"Ring the bells that still can ring,
forget your perfect offering,
there is a crack in everything,
that's how the light gets in..."

The world that we have is living and beautiful, and infinitely varied. It is alive and ever-changing. It is full of the creative power of energy, and it is therefore not perfect.


Kaber said...

Do you really open an ark and see scrolls? Where did you get Torah Scrolls?

Good reminder about not letting perfect be the enemy of our good or best. But you had a lot of words I wasn't sure how to pronounce

Elisheva Hannah Levin said...

Hi, Kaber,

Oh, yes, I see what you mean.

The ark I am talking about is the cabinet in the synagogue where we keep the Torah scrolls.
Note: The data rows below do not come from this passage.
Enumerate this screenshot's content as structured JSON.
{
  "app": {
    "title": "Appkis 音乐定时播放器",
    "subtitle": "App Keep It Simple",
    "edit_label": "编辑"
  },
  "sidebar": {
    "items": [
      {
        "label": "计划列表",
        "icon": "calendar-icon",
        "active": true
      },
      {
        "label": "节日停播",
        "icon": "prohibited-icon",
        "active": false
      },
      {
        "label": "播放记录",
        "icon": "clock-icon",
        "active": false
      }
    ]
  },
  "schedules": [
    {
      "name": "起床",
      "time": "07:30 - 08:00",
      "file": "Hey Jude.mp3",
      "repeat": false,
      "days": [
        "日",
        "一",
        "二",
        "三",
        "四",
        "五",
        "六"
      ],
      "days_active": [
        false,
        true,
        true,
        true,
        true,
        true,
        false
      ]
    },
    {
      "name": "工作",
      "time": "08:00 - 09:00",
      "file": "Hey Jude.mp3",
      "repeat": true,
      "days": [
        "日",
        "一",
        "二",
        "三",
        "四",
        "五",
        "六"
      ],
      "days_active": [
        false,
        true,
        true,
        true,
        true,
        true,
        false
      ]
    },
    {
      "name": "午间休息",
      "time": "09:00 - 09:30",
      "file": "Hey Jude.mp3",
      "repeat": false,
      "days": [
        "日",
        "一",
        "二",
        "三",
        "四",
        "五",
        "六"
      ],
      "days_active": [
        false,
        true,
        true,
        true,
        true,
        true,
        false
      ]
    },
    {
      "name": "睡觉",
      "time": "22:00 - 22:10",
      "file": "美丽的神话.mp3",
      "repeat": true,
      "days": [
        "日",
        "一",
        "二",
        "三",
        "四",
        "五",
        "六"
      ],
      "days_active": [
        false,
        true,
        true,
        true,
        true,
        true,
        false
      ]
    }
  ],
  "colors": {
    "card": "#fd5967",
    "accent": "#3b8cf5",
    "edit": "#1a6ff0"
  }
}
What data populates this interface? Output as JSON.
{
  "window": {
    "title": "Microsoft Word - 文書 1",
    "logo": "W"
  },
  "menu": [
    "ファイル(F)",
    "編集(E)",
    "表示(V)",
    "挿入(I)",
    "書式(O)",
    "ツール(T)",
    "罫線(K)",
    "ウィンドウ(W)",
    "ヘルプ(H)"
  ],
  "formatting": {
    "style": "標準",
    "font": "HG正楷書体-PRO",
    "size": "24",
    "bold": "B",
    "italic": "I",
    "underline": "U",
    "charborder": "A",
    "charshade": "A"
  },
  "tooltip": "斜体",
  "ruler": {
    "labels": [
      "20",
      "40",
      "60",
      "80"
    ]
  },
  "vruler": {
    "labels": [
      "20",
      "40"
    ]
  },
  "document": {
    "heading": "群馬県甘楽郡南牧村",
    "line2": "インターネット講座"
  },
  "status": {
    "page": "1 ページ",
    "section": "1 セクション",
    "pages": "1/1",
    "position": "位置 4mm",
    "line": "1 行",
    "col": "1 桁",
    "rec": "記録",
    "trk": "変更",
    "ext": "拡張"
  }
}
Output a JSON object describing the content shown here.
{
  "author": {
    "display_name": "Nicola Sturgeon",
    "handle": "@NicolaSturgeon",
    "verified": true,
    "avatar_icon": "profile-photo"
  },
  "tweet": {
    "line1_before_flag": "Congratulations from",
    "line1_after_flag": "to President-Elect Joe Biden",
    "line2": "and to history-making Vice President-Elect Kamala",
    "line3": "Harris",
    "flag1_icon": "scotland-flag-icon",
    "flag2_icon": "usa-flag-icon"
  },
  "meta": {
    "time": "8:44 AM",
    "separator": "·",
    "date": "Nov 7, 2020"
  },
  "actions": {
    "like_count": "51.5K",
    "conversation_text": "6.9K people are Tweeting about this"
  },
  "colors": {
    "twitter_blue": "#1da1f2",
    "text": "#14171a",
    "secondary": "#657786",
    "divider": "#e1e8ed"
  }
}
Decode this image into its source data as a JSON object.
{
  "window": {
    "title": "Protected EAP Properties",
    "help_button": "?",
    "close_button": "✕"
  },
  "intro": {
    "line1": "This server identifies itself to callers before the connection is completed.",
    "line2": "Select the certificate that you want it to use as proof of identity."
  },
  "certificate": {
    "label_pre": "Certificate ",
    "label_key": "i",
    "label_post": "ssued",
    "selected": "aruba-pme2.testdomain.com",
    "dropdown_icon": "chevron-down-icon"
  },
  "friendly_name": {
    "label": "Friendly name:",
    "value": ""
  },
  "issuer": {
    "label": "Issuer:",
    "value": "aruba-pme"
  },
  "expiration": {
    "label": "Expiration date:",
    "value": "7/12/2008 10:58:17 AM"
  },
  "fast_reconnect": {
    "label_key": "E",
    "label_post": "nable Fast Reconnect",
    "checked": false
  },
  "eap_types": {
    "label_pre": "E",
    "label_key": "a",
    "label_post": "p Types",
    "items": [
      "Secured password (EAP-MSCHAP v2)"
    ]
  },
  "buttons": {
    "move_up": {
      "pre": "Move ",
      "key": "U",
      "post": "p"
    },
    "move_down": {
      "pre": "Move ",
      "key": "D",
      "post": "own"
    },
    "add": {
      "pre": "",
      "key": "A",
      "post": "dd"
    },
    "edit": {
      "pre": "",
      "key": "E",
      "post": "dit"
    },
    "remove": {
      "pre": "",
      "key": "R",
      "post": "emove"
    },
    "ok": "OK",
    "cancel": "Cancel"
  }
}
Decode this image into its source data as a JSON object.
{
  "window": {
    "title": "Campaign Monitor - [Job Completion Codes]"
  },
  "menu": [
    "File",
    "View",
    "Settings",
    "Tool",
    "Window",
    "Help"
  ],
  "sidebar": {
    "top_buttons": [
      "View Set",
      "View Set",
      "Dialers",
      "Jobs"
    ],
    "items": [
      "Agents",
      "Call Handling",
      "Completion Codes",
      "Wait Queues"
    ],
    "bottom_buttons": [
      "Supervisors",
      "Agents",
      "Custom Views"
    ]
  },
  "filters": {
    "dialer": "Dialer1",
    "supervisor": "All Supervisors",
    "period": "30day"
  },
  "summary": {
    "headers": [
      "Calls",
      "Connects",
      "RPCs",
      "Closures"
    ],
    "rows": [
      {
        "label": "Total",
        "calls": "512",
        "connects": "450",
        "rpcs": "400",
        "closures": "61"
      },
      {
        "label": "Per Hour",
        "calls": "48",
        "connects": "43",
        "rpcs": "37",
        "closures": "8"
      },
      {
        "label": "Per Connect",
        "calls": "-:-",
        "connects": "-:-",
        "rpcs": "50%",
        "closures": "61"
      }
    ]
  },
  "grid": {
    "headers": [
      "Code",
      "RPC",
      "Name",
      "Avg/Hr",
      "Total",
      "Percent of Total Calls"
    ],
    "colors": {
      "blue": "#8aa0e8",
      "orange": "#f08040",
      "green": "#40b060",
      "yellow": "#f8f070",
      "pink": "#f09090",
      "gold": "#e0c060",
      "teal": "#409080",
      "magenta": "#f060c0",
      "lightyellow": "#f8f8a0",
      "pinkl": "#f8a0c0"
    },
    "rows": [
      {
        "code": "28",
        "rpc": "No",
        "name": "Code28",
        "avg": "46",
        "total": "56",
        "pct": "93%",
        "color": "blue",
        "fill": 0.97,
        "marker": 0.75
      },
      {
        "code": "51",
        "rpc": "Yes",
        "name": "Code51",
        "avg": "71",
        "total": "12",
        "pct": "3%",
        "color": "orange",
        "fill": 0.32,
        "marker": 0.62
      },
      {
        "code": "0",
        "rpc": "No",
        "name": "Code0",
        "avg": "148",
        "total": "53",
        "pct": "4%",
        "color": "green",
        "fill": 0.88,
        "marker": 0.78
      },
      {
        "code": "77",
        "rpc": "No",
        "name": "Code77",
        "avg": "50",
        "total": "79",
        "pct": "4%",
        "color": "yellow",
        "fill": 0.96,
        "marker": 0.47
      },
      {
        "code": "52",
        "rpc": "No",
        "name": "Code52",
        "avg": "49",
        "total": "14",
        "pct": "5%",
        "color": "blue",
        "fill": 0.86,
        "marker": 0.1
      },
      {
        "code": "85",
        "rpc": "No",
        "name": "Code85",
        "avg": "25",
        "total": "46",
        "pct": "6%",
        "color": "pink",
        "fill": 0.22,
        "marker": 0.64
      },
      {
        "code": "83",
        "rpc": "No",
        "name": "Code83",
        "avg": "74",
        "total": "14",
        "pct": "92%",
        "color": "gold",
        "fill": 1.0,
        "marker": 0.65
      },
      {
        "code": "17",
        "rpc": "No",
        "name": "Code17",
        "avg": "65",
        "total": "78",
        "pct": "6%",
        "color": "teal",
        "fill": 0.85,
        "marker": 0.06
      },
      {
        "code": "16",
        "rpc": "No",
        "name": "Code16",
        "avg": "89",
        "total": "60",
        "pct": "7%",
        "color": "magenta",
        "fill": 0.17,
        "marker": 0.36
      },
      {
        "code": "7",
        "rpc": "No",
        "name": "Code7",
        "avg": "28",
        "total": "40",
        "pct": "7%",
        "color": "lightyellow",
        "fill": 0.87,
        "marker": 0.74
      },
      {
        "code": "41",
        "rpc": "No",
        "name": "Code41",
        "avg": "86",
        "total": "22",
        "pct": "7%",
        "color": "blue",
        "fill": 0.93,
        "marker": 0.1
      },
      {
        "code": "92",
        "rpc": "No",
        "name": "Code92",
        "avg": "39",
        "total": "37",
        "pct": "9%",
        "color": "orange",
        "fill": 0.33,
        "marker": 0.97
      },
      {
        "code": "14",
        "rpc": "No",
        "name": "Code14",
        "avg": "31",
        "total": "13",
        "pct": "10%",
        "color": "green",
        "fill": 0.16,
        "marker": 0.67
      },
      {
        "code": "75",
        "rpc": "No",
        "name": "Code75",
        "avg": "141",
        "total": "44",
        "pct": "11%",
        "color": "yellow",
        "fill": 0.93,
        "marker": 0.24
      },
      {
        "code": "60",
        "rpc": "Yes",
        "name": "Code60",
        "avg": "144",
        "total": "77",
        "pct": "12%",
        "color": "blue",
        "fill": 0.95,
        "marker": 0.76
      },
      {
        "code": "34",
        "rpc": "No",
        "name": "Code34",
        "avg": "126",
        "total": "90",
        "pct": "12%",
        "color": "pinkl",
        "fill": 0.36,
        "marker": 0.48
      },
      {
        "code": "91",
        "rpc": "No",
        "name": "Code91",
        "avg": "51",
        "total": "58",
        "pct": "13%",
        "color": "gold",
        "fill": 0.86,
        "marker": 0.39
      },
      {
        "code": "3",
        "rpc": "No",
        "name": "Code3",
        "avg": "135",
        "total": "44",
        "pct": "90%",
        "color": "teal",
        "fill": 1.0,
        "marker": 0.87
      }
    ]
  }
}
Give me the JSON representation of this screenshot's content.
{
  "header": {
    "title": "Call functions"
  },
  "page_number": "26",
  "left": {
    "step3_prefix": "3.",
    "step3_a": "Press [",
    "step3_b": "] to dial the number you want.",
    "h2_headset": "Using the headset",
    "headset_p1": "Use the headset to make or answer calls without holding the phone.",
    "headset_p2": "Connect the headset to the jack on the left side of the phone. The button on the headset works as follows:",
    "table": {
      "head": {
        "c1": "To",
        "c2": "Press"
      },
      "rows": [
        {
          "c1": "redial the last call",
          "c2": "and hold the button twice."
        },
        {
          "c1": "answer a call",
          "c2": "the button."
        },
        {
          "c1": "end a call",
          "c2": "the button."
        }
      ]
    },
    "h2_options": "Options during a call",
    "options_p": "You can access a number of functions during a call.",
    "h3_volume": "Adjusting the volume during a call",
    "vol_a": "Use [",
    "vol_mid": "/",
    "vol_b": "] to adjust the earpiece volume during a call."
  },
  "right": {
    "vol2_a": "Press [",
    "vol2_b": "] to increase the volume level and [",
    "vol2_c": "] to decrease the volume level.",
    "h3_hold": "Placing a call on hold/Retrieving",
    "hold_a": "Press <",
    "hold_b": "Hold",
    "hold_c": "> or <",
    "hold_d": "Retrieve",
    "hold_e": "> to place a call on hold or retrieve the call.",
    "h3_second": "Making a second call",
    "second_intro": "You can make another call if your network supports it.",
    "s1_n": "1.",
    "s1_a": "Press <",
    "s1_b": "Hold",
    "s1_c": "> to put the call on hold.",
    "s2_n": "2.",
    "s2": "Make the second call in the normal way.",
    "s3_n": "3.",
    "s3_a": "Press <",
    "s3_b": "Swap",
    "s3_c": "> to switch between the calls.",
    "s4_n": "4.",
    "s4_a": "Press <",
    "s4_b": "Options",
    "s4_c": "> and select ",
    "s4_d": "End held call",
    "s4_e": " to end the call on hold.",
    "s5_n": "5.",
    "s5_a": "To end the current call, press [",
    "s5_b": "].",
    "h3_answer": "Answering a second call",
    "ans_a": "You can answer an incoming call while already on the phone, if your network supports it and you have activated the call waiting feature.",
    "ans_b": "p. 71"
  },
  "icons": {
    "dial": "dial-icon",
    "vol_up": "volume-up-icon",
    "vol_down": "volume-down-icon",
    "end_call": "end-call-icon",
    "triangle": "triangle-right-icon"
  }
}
It is called the Aron ha-kodesh, the holy ark. We have four Torah scrolls in there right now. Two the congregation has had for over 100 years. The third is a Holocaust Torah--we have it but it belongs to a synagogue from a town in Czechoslovakia, Svihov, and a Jewish community that was murdered by the Nazis. The fourth scroll we had written for our congregation's
100th anniversary.
Each scroll is wrapped in a mantel, and we change them to white for the High Holy Days.

Sorry about the words--I transliterated them to the closest English letters. They are pronounced pretty much like they look. The tz in tzimtzum, for example, is pronounced like the tz in tzar. The meanings are given in the same sentence.

Melora said...

That was lovely. And inspiring!